Despite hurricanes, high gas prices and Red Tide, tourists flocked to Florida in record numbers in 2005, but the growth should slow down this year, officials said Monday.
Preliminary figures show 85.8-million people came to the Sunshine State last year, an increase of 6-million, or 7.6 percent, over 2004, said Visit Florida, the state's tourism marketing agency.
The state proved "amazingly resilient" to storms and other obstacles last year, said Bud Nocera, chief executive of Visit Florida.
Still, visitor numbers grew less than 1 percent for October through December after year-to-year quarterly increases of 7.5 to 10.8 percent earlier in the year. That may have been caused by Hurricane Wilma's late-October tear through South Florida, officials said.
Interviews with potential tourists late last year showed lingering concerns over visiting the state during hurricane-prone summer and fall months, Nocera said.
As a result, the agency set growth projections for this year to a more modest 3.2 percent, he said.
"There seems to be, from the last two hurricane seasons, growing concerns out there," Nocera said. "We'll have growth, but it may not be as good."
Last year's numbers were bolstered by visitors who weren't here by choice: the thousands of people forced to flee New Orleans after Hurricane Katrina, and work crews that stayed in hotels and motels after one of the four storms that battered Florida last year.
Domestic tourists continued to make up the lion's share of visitors, some 79-million, or 92 percent of the total.
As usual, Canadians made up the largest segment of international visitors, up 8.2 percent to 2.1-million last year.
The United Kingdom, Germany and Latin America followed as major tourist markets for the state.
A delegation including representatives from Orlando, Miami, Palm Beach and Walt Disney World will go to China in April to promote the Sunshine State.
"The numbers show it's an emerging large market," said Vanessa Welter, a Visit Florida spokeswoman.
The agency doesn't have figures on how many Chinese now visit the state. Florida officials made a push for years to sell the state to Japanese tourists. In 2004, just 82,000 visitors came from Japan, putting the nation No. 10 behind France and Italy as a tourist generator.
On Monday, Visit Florida marked its 10th year as the state's tourism marketing arm. The industry employs 944,500 workers with a combined salary of $15.4-billion, officials said.
"Tourism is the engine that drives the economy of this state," said Thom Stork, chief executive of the Florida Aquarium in Tampa and chairman of Visit Florida's board. "These are good jobs. They're family-supporting jobs."
Information from the Associated Press was used in this report. Steve Huettel can be reached at email@example.com or (813) 226-3384.

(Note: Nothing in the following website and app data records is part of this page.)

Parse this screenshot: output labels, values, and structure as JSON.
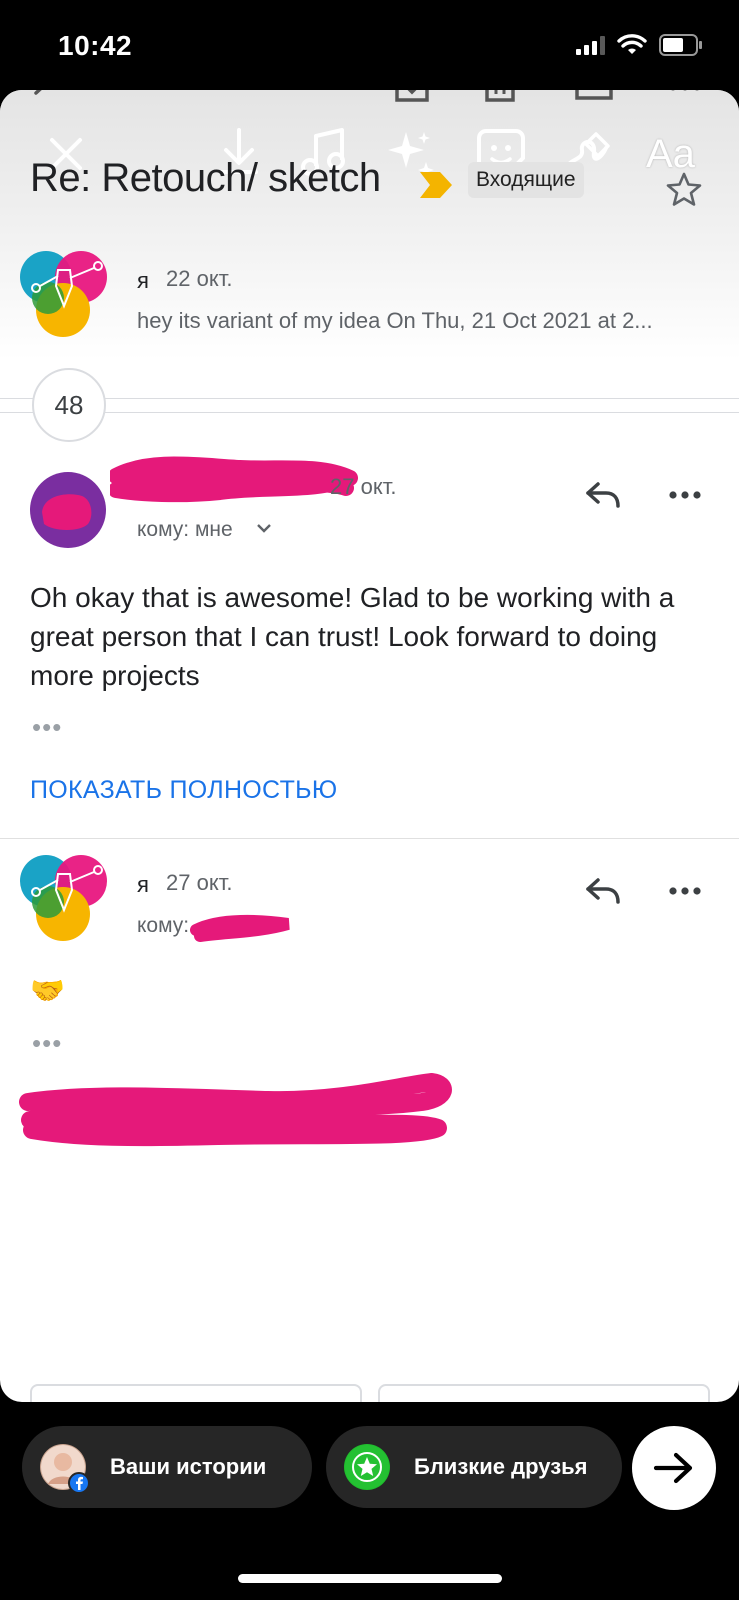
{
  "status_bar": {
    "time": "10:42"
  },
  "story_tools": {
    "close_icon": "close-icon",
    "download_icon": "download-icon",
    "music_icon": "music-icon",
    "effects_icon": "sparkles-icon",
    "sticker_icon": "sticker-icon",
    "draw_icon": "draw-icon",
    "text_label": "Aa"
  },
  "email": {
    "subject": "Re: Retouch/ sketch",
    "label": "Входящие",
    "collapsed_count": "48",
    "messages": [
      {
        "sender": "я",
        "date": "22 окт.",
        "snippet": "hey its variant of my idea On Thu, 21 Oct 2021 at 2..."
      },
      {
        "date": "27 окт.",
        "to": "кому: мне",
        "body": "Oh okay that is awesome! Glad to be working with a great person that I can trust! Look forward to doing more projects",
        "ellipsis": "•••",
        "show_full": "ПОКАЗАТЬ ПОЛНОСТЬЮ"
      },
      {
        "sender": "я",
        "date": "27 окт.",
        "to": "кому:",
        "body": "🤝",
        "ellipsis": "•••"
      }
    ]
  },
  "share_bar": {
    "your_story": "Ваши истории",
    "close_friends": "Близкие друзья"
  },
  "colors": {
    "scribble": "#e5197a",
    "link": "#1a73e8",
    "important": "#f4b400",
    "avatar_purple": "#7a2ea0"
  }
}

Richard Tharpe, 32, of Paris, Tenn., checks out the sights from high atop the Pier on Monday afternoon. Tharpe, who considers himself a tourist, was in town for a few days to visit his mother in St. Petersburg. "It's great. I like it," he said of the city. Tharpe made the Pier his first stop as a tourist and hopes to see more of the city. ist stop.
FLORIDA'S CLIMBING TOURISM
After slipping the year of the Sept. 11 terrorist attacks, the number of visitors to Florida has steadily climbed the last four years.